    The equalizers were a significant PIA, even if in port. The EMs (nucs, fwd aux and ICs) were nearly intolerably short tempered during those exercises, not to mention the acid burned dungs. (I think it had more to do with them being deprived of their fave pastimes of acey-deucy and dominoes than with the work involved.)
    mechstdr likes this.
  17. HK_User

    HK_User A Productive Monkey is a Happy Monkey

    Nucs were a delight compared to a Diesel with 504 cells. I'd rather be beat with a fathom of rope with Monkey Fist tails than do another charge, well unless I could pick the Home Port. Yup I was a Charging Electrician on a Fast Attack Diesel and a Battery Well diver on the nucs.
    mechstdr likes this.
  18. ghrit

    ghrit Bad company Administrator Founding Member

    Heh. Yep, you wuz der. My time was all nuc, (plank owner on 615 hull, after a stint on staff as ELT at S1C.) Only one battery compartment with just enough capacity for a cold startup. We did one just for s&g alongside the pier during shakedown, it worked. Some limited cell imbalance when we got steam in the ER, but enough to warrant an equalizer (that was coming due anyway.) Back then, the charge was manually regulated (by voltage, IIRC) according to procedures in place. As a nuc MM, I didn't have the pleasure of twisting the knobs in switchboard alley after a very brief qualification.

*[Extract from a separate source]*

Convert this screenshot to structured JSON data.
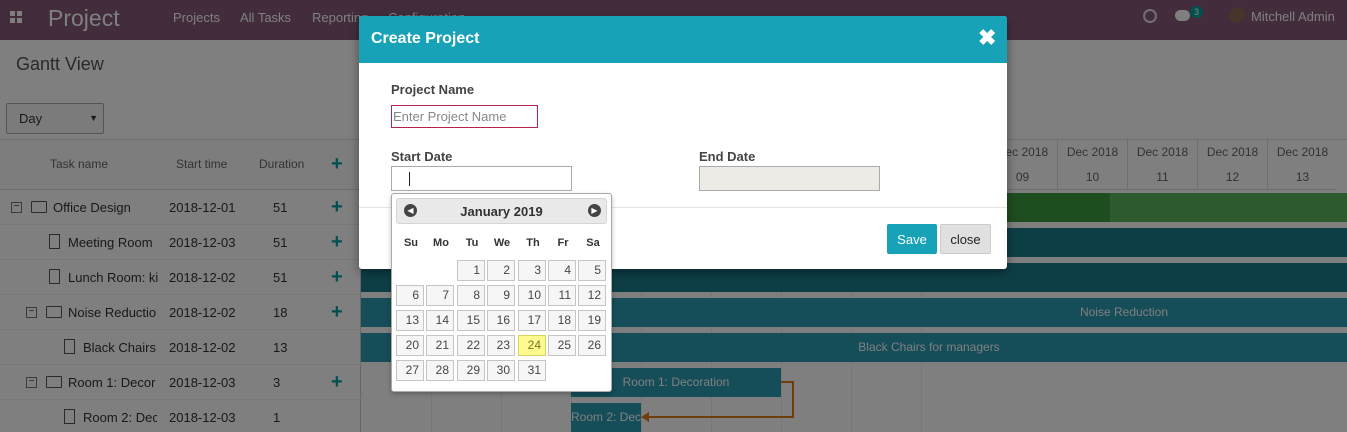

    S1C and 615 are both long gone --

    With all the advances in battery technology, I've often wondered if they still use lead-acid cans on the boats.

    Pick your own port, aye. Had my dream sheet filled out before leaving S1C, Charleston, Pearl, or Seattle. Got NLon. Lovely. Too close to MIL, only an hour.
    mechstdr likes this.
  19. HK_User

    HK_User A Productive Monkey is a Happy Monkey

    Did my stint a bit A$$ Bacwards. Planker on 625 and a short stay on 644 in NNSBDDCo. until a guy non voled on the 641. The 641 being on Trials needed an experienced hand so I got moved and became a two planker. Did trips on the 641 and then raised my hand for more excitment. Being a non Nuc IC type gave me a lot of choices. Ended up in Pearl and then a bit farther west and sometimes north on the 563.

    As to "still use lead-acid cans on the boats." I'll ask my kids, they both served on Nucs.
    mechstdr likes this.
  20. Coyote

    Coyote Monkey

    Haha, I read it as 70C (160F) thinking you were on the conservative side temp wise.
    mechstdr and Dunerunner like this.
survivalmonkey SSL seal warrant canary